As CEO of Trebuchet Group, Chris Hutchinson thrives working with clients and his team to improve organizational clarity, teamwork, and leadership impact.

After years of building Legos® and tree houses around the world, Chris earned his Mechanical Engineering degree and followed that with an MBA. His experiences in the military and the business world taught him great leadership can be learned, and everyone is in some way a leader.

Clients and peers describe him as an inspirational catalyst for positive change. He is the author of Ripple - A Field Manual for Leadership That Works.

Chris and his wife live, garden, and bike in Fort Collins, Colorado, and have four children. He has an unrequited love affair with brownies.

What if the problem is the people, not the organization?

Comment

Chris Hutchinson

As CEO of Trebuchet Group, Chris Hutchinson thrives working with clients and his team to improve organizational clarity, teamwork, and leadership impact.

After years of building Legos® and tree houses around the world, Chris earned his Mechanical Engineering degree and followed that with an MBA. His experiences in the military and the business world taught him great leadership can be learned, and everyone is in some way a leader.

Clients and peers describe him as an inspirational catalyst for positive change. He is the author of Ripple - A Field Manual for Leadership That Works.

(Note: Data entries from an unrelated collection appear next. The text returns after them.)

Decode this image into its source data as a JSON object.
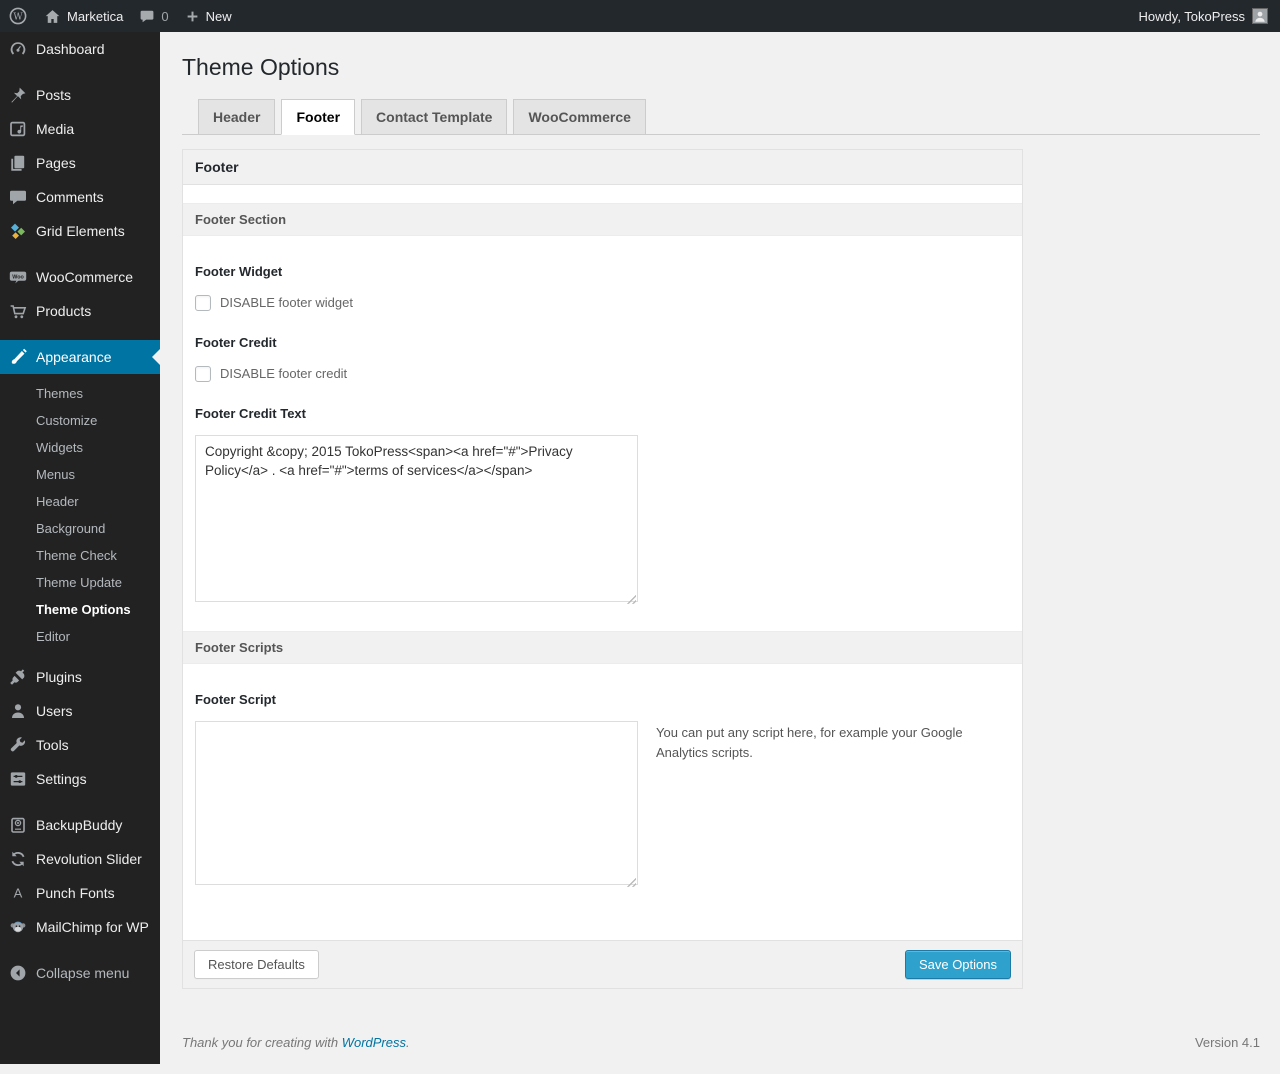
{
  "admin_bar": {
    "site_name": "Marketica",
    "comment_count": "0",
    "new_label": "New",
    "howdy": "Howdy, TokoPress"
  },
  "sidebar": {
    "items": [
      {
        "label": "Dashboard",
        "icon": "dashboard-icon"
      },
      {
        "label": "Posts",
        "icon": "pin-icon"
      },
      {
        "label": "Media",
        "icon": "media-icon"
      },
      {
        "label": "Pages",
        "icon": "pages-icon"
      },
      {
        "label": "Comments",
        "icon": "comments-icon"
      },
      {
        "label": "Grid Elements",
        "icon": "grid-elements-icon"
      },
      {
        "label": "WooCommerce",
        "icon": "woocommerce-icon"
      },
      {
        "label": "Products",
        "icon": "cart-icon"
      },
      {
        "label": "Appearance",
        "icon": "appearance-icon"
      },
      {
        "label": "Plugins",
        "icon": "plugin-icon"
      },
      {
        "label": "Users",
        "icon": "users-icon"
      },
      {
        "label": "Tools",
        "icon": "wrench-icon"
      },
      {
        "label": "Settings",
        "icon": "settings-icon"
      },
      {
        "label": "BackupBuddy",
        "icon": "backupbuddy-icon"
      },
      {
        "label": "Revolution Slider",
        "icon": "revolution-slider-icon"
      },
      {
        "label": "Punch Fonts",
        "icon": "punch-fonts-icon"
      },
      {
        "label": "MailChimp for WP",
        "icon": "mailchimp-icon"
      },
      {
        "label": "Collapse menu",
        "icon": "collapse-icon"
      }
    ],
    "appearance_submenu": [
      "Themes",
      "Customize",
      "Widgets",
      "Menus",
      "Header",
      "Background",
      "Theme Check",
      "Theme Update",
      "Theme Options",
      "Editor"
    ],
    "submenu_current": "Theme Options"
  },
  "page": {
    "title": "Theme Options",
    "tabs": [
      {
        "label": "Header"
      },
      {
        "label": "Footer"
      },
      {
        "label": "Contact Template"
      },
      {
        "label": "WooCommerce"
      }
    ]
  },
  "panel": {
    "box_title": "Footer",
    "footer_section_title": "Footer Section",
    "footer_widget_label": "Footer Widget",
    "footer_widget_checkbox": "DISABLE footer widget",
    "footer_credit_label": "Footer Credit",
    "footer_credit_checkbox": "DISABLE footer credit",
    "footer_credit_text_label": "Footer Credit Text",
    "footer_credit_text_value": "Copyright &copy; 2015 TokoPress<span><a href=\"#\">Privacy Policy</a> . <a href=\"#\">terms of services</a></span>",
    "footer_scripts_title": "Footer Scripts",
    "footer_script_label": "Footer Script",
    "footer_script_value": "",
    "footer_script_help": "You can put any script here, for example your Google Analytics scripts.",
    "restore_button": "Restore Defaults",
    "save_button": "Save Options"
  },
  "footer": {
    "thanks_prefix": "Thank you for creating with ",
    "wordpress_link": "WordPress",
    "thanks_suffix": ".",
    "version": "Version 4.1"
  },
  "colors": {
    "accent": "#0074a2",
    "primary_button": "#2ea2cc",
    "admin_bar_bg": "#23282d",
    "sidebar_bg": "#222222",
    "page_bg": "#f1f1f1"
  }
}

Chris and his wife live, garden, and bike in Fort Collins, Colorado, and have four children. He has an unrequited love affair with brownies.